- What is Probate?
- What is Joint Tenancy with Rights of Survivorship?
- What is a Will?
- What is a Living Will?
- What Does Intestacy Mean?
- What are Beneficiary Designations?
- What is a Durable Power of Attorney and When do I Need one?
- What is a Revocable Living Trust?
- Who Should Have a Revocable Living Trust?
- Is your Estate Plan Out of Date?
- What are the Ways to pay for Long-Term Care?
Probate and estate administration are the processes through which estate assets are transferred after death. When appropriate probate avoidance planning has not been implemented prior to death, probate court proceeding may be necessary if the deceased was a resident or owned assets in the state. Probate can be dependent (supervised) or independent (unsupervised). In an unsupervised probate, the independent executor manages assets, pays any debts, files required tax returns and various court documents, and distributes the estate assets. However, in certain circumstances the court may at any time require the process to be supervised (usually when someone expresses concern about the estate administration). In a supervised probate, the probate judge must approve every significant detail of the estate administration.
Wills still HAVE to go through probate in order to distribute the estate to beneficiaries.
Guardianship is the court process that looks after people who cannot make their own personal, health care and/or financial decisions. These people fall into two general categories: Minor Children (under age 18 in most states) and Incapacitated Adults.
Probate proceedings can be expensive and time-consuming. Additionally, the court proceeding and associated documents are all a matter of public record. Many people choose to avoid probate in order to save money, spare their heirs a legal hassle, and keep their personal affairs private.
This is a common form of asset ownership between spouses. Joint tenancy has the advantage of avoiding probate at the death of the first spouse. However, we often suggest the surviving spouse not add the names of other relatives to their assets. Doing so may subject their assets to loss through the debts, bankruptcies, divorces and/or lawsuits of any additional joint tenants. Joint tenancy planning also may result in unnecessary death taxes on the estate of a married couple.
The document a person signs to provide for the orderly disposition of assets after death. Wills do not avoid probate. Wills have no legal authority until the willmaker dies and the original will is approved in Probate Court. Still, everyone with minor children needs a will. It is the only way to appoint the new "parent" of an orphaned child. Special testamentary trust provisions in a will can provide for the management and distribution of assets for your heirs. Additionally, assets can be arranged and coordinated with provisions of the testamentary trusts to avoid death taxes.
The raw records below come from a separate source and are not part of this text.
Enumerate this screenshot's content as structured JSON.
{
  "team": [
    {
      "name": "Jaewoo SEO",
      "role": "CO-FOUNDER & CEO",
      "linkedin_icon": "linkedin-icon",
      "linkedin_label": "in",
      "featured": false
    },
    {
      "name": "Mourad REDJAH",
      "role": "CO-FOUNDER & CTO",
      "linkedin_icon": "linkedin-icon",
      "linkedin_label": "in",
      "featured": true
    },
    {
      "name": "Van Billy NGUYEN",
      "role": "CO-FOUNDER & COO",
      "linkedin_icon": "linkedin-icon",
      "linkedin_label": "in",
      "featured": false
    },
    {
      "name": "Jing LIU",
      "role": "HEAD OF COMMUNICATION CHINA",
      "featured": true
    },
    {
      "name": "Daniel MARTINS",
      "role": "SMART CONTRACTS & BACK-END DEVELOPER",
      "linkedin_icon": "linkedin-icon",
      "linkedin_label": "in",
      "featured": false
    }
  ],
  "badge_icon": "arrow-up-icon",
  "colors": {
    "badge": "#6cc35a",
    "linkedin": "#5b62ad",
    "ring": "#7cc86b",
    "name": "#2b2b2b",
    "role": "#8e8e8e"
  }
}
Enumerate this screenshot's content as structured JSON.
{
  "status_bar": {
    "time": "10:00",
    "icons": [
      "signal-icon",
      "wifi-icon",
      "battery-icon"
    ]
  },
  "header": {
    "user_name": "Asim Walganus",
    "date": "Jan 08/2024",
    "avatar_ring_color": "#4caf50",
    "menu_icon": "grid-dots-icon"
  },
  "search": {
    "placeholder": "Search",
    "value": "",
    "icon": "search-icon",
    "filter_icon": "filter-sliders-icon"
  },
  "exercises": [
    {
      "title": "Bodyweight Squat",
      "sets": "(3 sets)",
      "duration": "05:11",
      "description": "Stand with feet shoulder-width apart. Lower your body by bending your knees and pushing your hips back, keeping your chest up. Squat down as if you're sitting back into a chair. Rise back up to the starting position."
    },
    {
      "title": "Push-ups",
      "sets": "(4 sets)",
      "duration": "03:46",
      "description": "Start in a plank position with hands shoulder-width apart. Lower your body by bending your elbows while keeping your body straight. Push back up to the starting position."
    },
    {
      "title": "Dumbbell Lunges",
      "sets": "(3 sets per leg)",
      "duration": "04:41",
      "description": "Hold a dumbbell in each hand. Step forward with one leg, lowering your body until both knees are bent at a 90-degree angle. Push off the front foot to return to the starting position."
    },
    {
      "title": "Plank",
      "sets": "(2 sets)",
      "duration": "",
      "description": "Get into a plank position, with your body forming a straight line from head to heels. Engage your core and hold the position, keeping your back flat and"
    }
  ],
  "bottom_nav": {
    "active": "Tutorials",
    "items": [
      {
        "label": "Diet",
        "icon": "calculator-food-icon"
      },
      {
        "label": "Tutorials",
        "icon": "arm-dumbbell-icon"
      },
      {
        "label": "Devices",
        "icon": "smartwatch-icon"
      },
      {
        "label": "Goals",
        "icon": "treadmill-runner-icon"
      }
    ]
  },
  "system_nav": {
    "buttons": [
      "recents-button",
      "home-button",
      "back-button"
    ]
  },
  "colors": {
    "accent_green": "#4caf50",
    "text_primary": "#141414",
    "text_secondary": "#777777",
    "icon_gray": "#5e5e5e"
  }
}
Sometimes called an Advance Medical Directive, a living will allows you to state your wishes in advance regarding what types of medical life support measures you prefer to have, or have withheld/withdrawn if you are in a terminal condition (without reasonable hope of recovery) and cannot express your wishes yourself. Oftentimes a living will is executed along with a Medical Power of Attorney, which gives someone legal authority to make your health care decisions when you are unable to do so yourself.
Intestacy means dying without a will. If you die without even a will (intestate), the legislature of your state has already determined who will inherit your assets and when they will inherit them. You may not agree with the state’s plan, but we understand that over 50 percent of Americans currently use it.
You may avoid probate on the transfer of some assets at your death through the use of beneficiary designations. Laws regarding what assets may be transferred without probate (non-probate transfer laws) vary from state to state. Some common examples include life insurance death benefits, retirement accounts, and bank accounts.
These documents allow you to appoint someone you know and trust to make your personal health care and financial decisions even when you cannot. If you are incapacitated without these legal documents, then you and your family may be involved in a probate proceeding known as a guardianship (called conservatorship in some states). This is the court proceeding where a judge determines who should make these decisions for you under the ongoing supervision of the court.
This is an agreement with three parties: the Trust-makers, the Trustees (or Trust Managers), and the Trust Beneficiaries. For example, a husband and wife may name themselves all three parties to create their trust, manage all the assets transferred to the trust, and have full use and enjoyment of all the trust assets as beneficiaries. Further "back-up" managers can step in under the terms of the trust to manage the assets should the couple become incapacitated or die. Special provisions in the trust also control the management and distribution of assets to heirs in the event of the trustmaker's death. With proper planning, the couple also can avoid or eliminate death taxes on their estate. The Revocable Living Trust may allow them to accomplish all this outside of any court proceeding.
Whether you are young or old, rich or poor married or single, if you owned titled assets such as a house and want your loved ones to avoid court interference at your death or incapacity, consider a revocable living trust. A trust allows you to bring all of your assets together under one plan.
Is your Estate Plan Out of Date?
What are the Ways to pay for Long-Term Care?